Andrew H. Shapiro, Managing Director, Biggins Lacy Shapiro & Company (Spring 2011)
Which Cities Should You Consider?
Corporate headquarters have historically congregated in large, tier-one metros such as New York, Chicago, and Los Angeles, or in traditional business centers like Cleveland or Pittsburgh. Yet one of the most striking location dynamics of the last 20 years has been the shift of corporate headquarters to new metros (especially the Sunbelt cities of Atlanta and Dallas) as they close the business infrastructure gap with traditional headquarters locations. All of these areas typically have superior air access, full business support services, strong managerial and executive labor markets, a modern communications infrastructure, and the quality of life assets that executives typically demand.
Second-tier metropolitan areas, including regional market centers such as Charlotte, Phoenix, and Denver, are becoming more popular, particularly at the divisional level. These cities often feature clusters of locally-grown and dominant companies (although Charlotte's big banks now have a national presence), and they have become regional magnets for talent, making them a good fit for some types of corporate or divisional headquarters.
Some third-tier communities offer specific performance factors that create niche environments for particular headquarters. These include cities such as Austin and Raleigh - university communities, R&D centers, and state capitols that feature an attractive quality of life and revolve around a relatively narrow economic cluster (life sciences in Raleigh and software and technology in Austin).
Location Evaluation and Selection
With all of these choices, how does a company find its optimal headquarters location? The classic decision-making model translates a company's objectives into quantifiable headquarters location criteria that compare alternate destinations with the ultimate goal of selecting the most balanced location. Assuming that headquarters relocation will improve performance, the location screening should focus on quantifiable, geographically-variable performance factors - not necessarily cost metrics - unless locating a divisional or regional headquarters. These factors can be grouped based on overall project objectives and might look like this:

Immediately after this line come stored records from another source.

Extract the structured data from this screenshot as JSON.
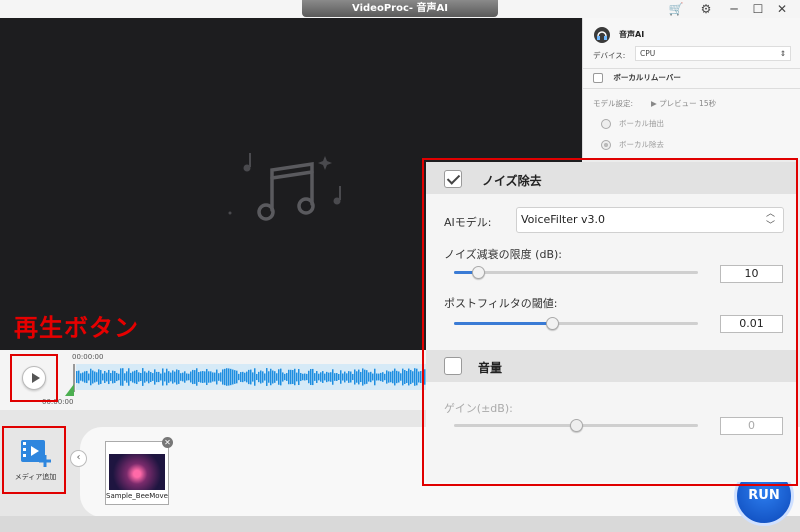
{
  "window": {
    "title": "VideoProc- 音声AI"
  },
  "right_panel": {
    "header": "音声AI",
    "device_label": "デバイス:",
    "device_value": "CPU",
    "vocal_remover": "ボーカルリムーバー",
    "model_setting_label": "モデル設定:",
    "preview_label": "プレビュー 15秒",
    "option_extract": "ボーカル抽出",
    "option_remove": "ボーカル除去"
  },
  "timeline": {
    "time_top": "00:00:00",
    "time_bottom": "00:00:00"
  },
  "annotation": {
    "play_button_label": "再生ボタン"
  },
  "media": {
    "add_media_label": "メディア追加",
    "file_name": "Sample_BeeMove",
    "run_label": "RUN"
  },
  "noise_panel": {
    "title": "ノイズ除去",
    "checked": true,
    "model_label": "AIモデル:",
    "model_value": "VoiceFilter v3.0",
    "limit_label": "ノイズ減衰の限度 (dB):",
    "limit_value": "10",
    "limit_fraction": 0.1,
    "threshold_label": "ポストフィルタの閾値:",
    "threshold_value": "0.01",
    "threshold_fraction": 0.4,
    "volume_title": "音量",
    "volume_checked": false,
    "gain_label": "ゲイン(±dB):",
    "gain_value": "0",
    "gain_fraction": 0.5
  },
  "colors": {
    "accent": "#3a7bd5",
    "annotation_red": "#e00000",
    "waveform": "#1e8ee0"
  }
}
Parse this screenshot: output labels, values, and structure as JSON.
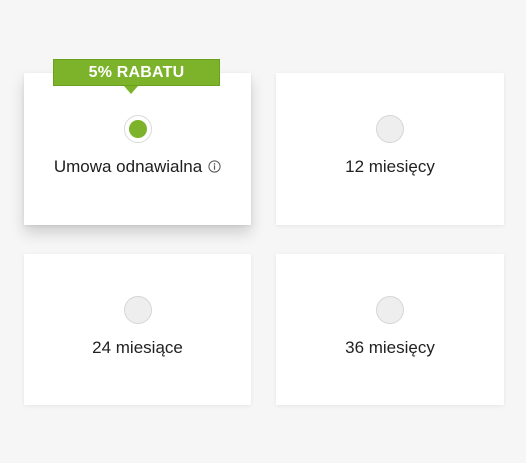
{
  "options": [
    {
      "label": "Umowa odnawialna",
      "selected": true,
      "has_info": true,
      "info_icon": "info-circle-icon"
    },
    {
      "label": "12 miesięcy",
      "selected": false
    },
    {
      "label": "24 miesiące",
      "selected": false
    },
    {
      "label": "36 miesięcy",
      "selected": false
    }
  ],
  "badge": {
    "text": "5% RABATU"
  },
  "colors": {
    "accent": "#7cb32a",
    "background": "#f6f6f6",
    "card": "#ffffff",
    "radio_unchecked": "#eeeeee"
  }
}
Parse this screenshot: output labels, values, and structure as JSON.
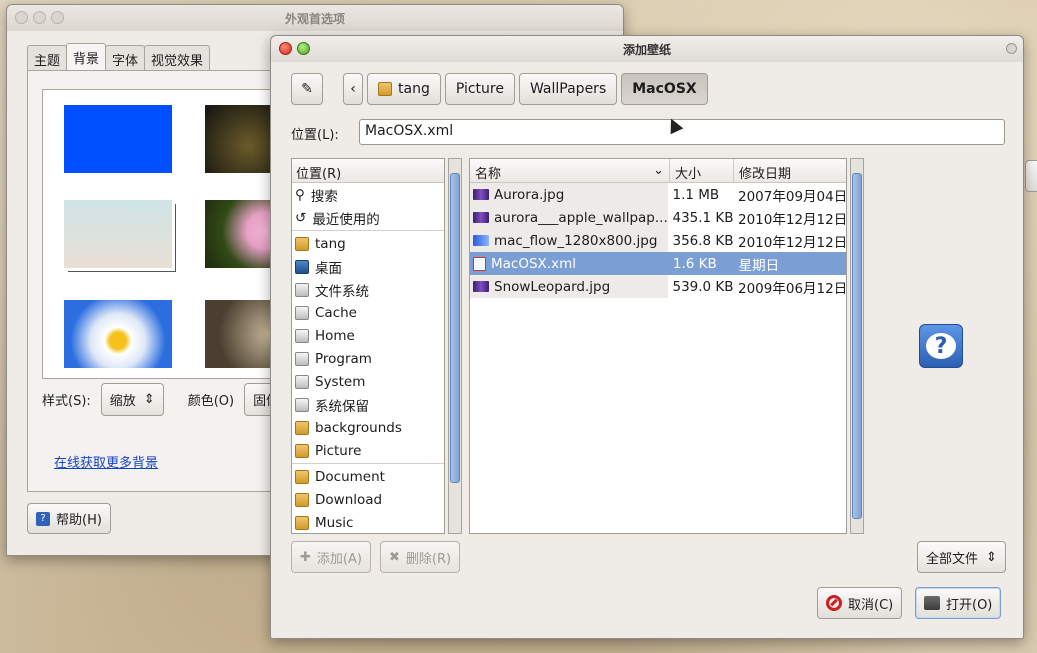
{
  "appearance": {
    "title": "外观首选项",
    "tabs": [
      "主题",
      "背景",
      "字体",
      "视觉效果"
    ],
    "style_label": "样式(S):",
    "style_value": "缩放",
    "color_label": "颜色(O)",
    "color_value": "固体",
    "online_link": "在线获取更多背景",
    "help_button": "帮助(H)",
    "accent": "#1543c6"
  },
  "chooser": {
    "title": "添加壁纸",
    "path_buttons": [
      "tang",
      "Picture",
      "WallPapers",
      "MacOSX"
    ],
    "location_label": "位置(L):",
    "location_value": "MacOSX.xml",
    "places_header": "位置(R)",
    "places": [
      {
        "label": "搜索",
        "icon": "search-icon"
      },
      {
        "label": "最近使用的",
        "icon": "recent-icon"
      },
      {
        "label": "tang",
        "icon": "home-folder-icon"
      },
      {
        "label": "桌面",
        "icon": "desktop-icon"
      },
      {
        "label": "文件系统",
        "icon": "drive-icon"
      },
      {
        "label": "Cache",
        "icon": "drive-icon"
      },
      {
        "label": "Home",
        "icon": "drive-icon"
      },
      {
        "label": "Program",
        "icon": "drive-icon"
      },
      {
        "label": "System",
        "icon": "drive-icon"
      },
      {
        "label": "系统保留",
        "icon": "drive-icon"
      },
      {
        "label": "backgrounds",
        "icon": "folder-icon"
      },
      {
        "label": "Picture",
        "icon": "pictures-folder-icon"
      },
      {
        "label": "Document",
        "icon": "documents-folder-icon"
      },
      {
        "label": "Download",
        "icon": "download-folder-icon"
      },
      {
        "label": "Music",
        "icon": "music-folder-icon"
      }
    ],
    "columns": {
      "name": "名称",
      "size": "大小",
      "modified": "修改日期"
    },
    "files": [
      {
        "name": "Aurora.jpg",
        "size": "1.1 MB",
        "modified": "2007年09月04日",
        "selected": false
      },
      {
        "name": "aurora___apple_wallpap...",
        "size": "435.1 KB",
        "modified": "2010年12月12日",
        "selected": false
      },
      {
        "name": "mac_flow_1280x800.jpg",
        "size": "356.8 KB",
        "modified": "2010年12月12日",
        "selected": false
      },
      {
        "name": "MacOSX.xml",
        "size": "1.6 KB",
        "modified": "星期日",
        "selected": true
      },
      {
        "name": "SnowLeopard.jpg",
        "size": "539.0 KB",
        "modified": "2009年06月12日",
        "selected": false
      }
    ],
    "add_button": "添加(A)",
    "remove_button": "删除(R)",
    "filter_value": "全部文件",
    "cancel_button": "取消(C)",
    "open_button": "打开(O)",
    "selection_color": "#7b9ed4"
  }
}
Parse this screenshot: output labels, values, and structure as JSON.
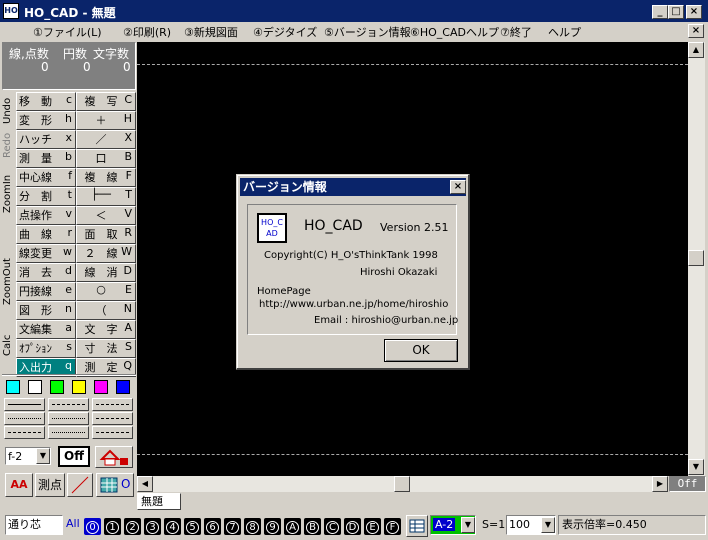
{
  "window": {
    "title": "HO_CAD - 無題",
    "icon_text": "HO"
  },
  "menu": [
    "①ファイル(L)",
    "②印刷(R)",
    "③新規図面",
    "④デジタイズ",
    "⑤バージョン情報",
    "⑥HO_CADヘルプ",
    "⑦終了",
    "ヘルプ"
  ],
  "stats": {
    "h1": "線,点数",
    "h2": "円数",
    "h3": "文字数",
    "v1": "0",
    "v2": "0",
    "v3": "0"
  },
  "side_tabs": [
    "Undo",
    "Redo",
    "ZoomIn",
    "ZoomOut",
    "Calc"
  ],
  "tools": [
    [
      "移　動",
      "c",
      "複　写",
      "C"
    ],
    [
      "変　形",
      "h",
      "＋",
      "H"
    ],
    [
      "ハッチ",
      "x",
      "／",
      "X"
    ],
    [
      "測　量",
      "b",
      "口",
      "B"
    ],
    [
      "中心線",
      "f",
      "複　線",
      "F"
    ],
    [
      "分　割",
      "t",
      "├──",
      "T"
    ],
    [
      "点操作",
      "v",
      "＜",
      "V"
    ],
    [
      "曲　線",
      "r",
      "面　取",
      "R"
    ],
    [
      "線変更",
      "w",
      "２　線",
      "W"
    ],
    [
      "消　去",
      "d",
      "線　消",
      "D"
    ],
    [
      "円接線",
      "e",
      "○",
      "E"
    ],
    [
      "図　形",
      "n",
      "（",
      "N"
    ],
    [
      "文編集",
      "a",
      "文　字",
      "A"
    ],
    [
      "ｵﾌﾟｼｮﾝ",
      "s",
      "寸　法",
      "S"
    ],
    [
      "入出力",
      "q",
      "測　定",
      "Q"
    ]
  ],
  "colors": [
    "#00ffff",
    "#ffffff",
    "#00ff00",
    "#ffff00",
    "#ff00ff",
    "#0000ff"
  ],
  "controls": {
    "line_type": "f-2",
    "off_label": "Off",
    "aa_label": "AA",
    "sokuten": "測点",
    "o_label": "O"
  },
  "doc_tab": "無題",
  "off_indicator": "Off",
  "dialog": {
    "title": "バージョン情報",
    "logo_text": "HO_CAD",
    "app_name": "HO_CAD",
    "version": "Version 2.51",
    "copyright": "Copyright(C) H_O'sThinkTank 1998",
    "author": "Hiroshi Okazaki",
    "homepage_label": "HomePage",
    "url": "http://www.urban.ne.jp/home/hiroshio",
    "email": "Email : hiroshio@urban.ne.jp",
    "ok": "OK"
  },
  "bottom": {
    "snap": "通り芯",
    "all": "All",
    "layers": [
      "0",
      "1",
      "2",
      "3",
      "4",
      "5",
      "6",
      "7",
      "8",
      "9",
      "A",
      "B",
      "C",
      "D",
      "E",
      "F"
    ],
    "paper": "A-2",
    "scale_label": "S=1:",
    "scale_value": "100",
    "zoom": "表示倍率=0.450"
  }
}
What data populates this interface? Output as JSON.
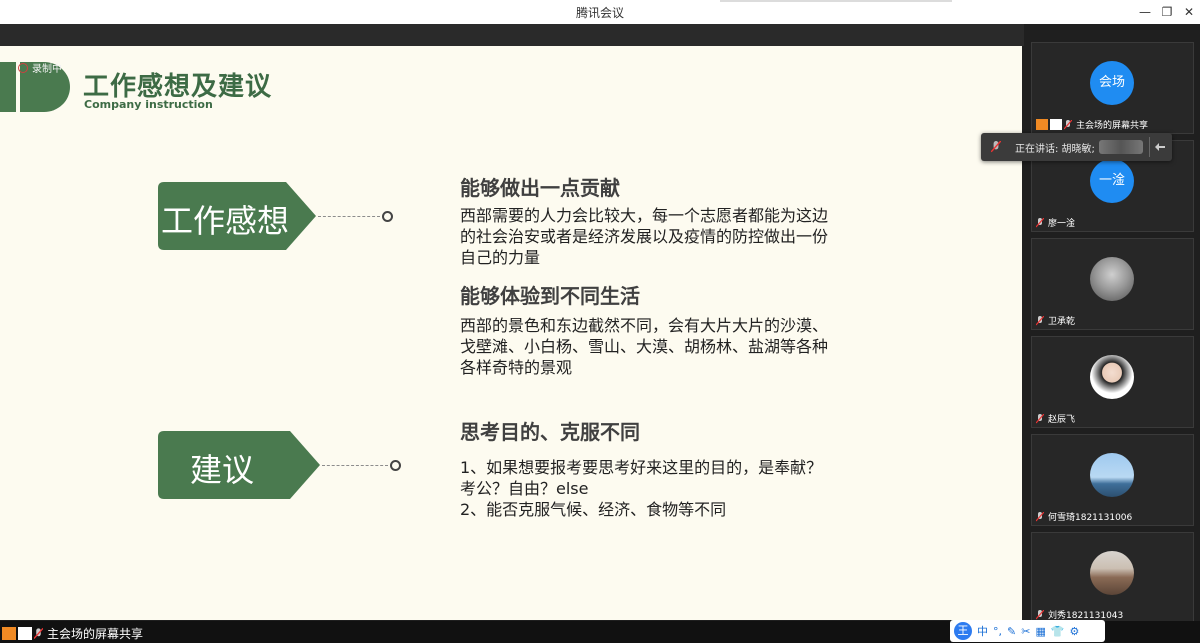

Measures of Access and Connectivity
The best proxies for connectivity are usually airport status and flight offerings, including
• Proximity to a major hub airport
• Number of non-stop flights to key destinations
• Ability to perform one-day "turnaround"
Global headquarters can almost never afford to be far from a major hub. The number of available non-stop flights usually correlates with hub status, according to the Federal Aviation Administration (FAA).